Provided data below:

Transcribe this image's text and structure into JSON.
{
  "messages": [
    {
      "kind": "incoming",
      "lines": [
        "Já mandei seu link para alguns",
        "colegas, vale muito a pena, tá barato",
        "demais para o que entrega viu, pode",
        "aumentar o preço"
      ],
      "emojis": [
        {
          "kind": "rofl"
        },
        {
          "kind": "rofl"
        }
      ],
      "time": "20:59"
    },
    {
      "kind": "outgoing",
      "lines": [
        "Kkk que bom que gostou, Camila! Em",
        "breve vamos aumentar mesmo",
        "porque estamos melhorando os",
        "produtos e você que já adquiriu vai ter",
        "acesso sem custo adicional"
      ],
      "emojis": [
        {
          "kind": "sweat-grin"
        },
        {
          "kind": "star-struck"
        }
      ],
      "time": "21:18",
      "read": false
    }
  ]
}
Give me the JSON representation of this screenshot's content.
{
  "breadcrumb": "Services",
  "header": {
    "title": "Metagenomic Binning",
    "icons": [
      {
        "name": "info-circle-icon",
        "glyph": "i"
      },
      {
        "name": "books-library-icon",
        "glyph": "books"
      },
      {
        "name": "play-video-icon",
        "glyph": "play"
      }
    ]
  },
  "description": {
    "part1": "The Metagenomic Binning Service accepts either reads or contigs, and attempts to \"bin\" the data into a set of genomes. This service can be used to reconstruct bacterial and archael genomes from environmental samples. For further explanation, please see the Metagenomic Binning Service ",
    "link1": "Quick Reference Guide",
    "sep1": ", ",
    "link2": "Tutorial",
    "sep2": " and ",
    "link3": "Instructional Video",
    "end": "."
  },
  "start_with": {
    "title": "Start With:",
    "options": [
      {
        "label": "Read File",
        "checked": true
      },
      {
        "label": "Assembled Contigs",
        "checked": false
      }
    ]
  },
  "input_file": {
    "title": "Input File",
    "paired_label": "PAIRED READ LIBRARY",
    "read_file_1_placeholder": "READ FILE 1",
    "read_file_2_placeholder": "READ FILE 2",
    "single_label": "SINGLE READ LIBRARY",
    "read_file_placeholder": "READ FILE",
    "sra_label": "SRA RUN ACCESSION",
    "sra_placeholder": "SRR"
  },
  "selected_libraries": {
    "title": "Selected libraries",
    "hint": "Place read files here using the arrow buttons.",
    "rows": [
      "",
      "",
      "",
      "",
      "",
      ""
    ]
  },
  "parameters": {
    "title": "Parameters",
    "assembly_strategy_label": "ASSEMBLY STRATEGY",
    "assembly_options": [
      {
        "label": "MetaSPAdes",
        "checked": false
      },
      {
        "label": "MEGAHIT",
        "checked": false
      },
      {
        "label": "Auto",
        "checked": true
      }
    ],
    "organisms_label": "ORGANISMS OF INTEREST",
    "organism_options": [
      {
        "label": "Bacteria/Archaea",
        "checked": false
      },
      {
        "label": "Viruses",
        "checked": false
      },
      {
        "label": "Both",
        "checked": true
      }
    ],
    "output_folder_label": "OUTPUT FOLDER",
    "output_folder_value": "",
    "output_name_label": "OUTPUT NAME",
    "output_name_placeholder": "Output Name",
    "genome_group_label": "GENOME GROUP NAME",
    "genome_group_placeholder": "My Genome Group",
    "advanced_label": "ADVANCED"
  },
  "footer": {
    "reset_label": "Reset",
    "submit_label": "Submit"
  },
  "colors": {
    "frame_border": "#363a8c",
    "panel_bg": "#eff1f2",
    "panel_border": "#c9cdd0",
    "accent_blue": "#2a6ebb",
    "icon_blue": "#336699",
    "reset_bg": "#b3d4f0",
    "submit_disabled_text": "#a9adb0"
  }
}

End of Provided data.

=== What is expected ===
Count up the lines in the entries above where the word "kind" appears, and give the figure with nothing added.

=== Problem solution ===
6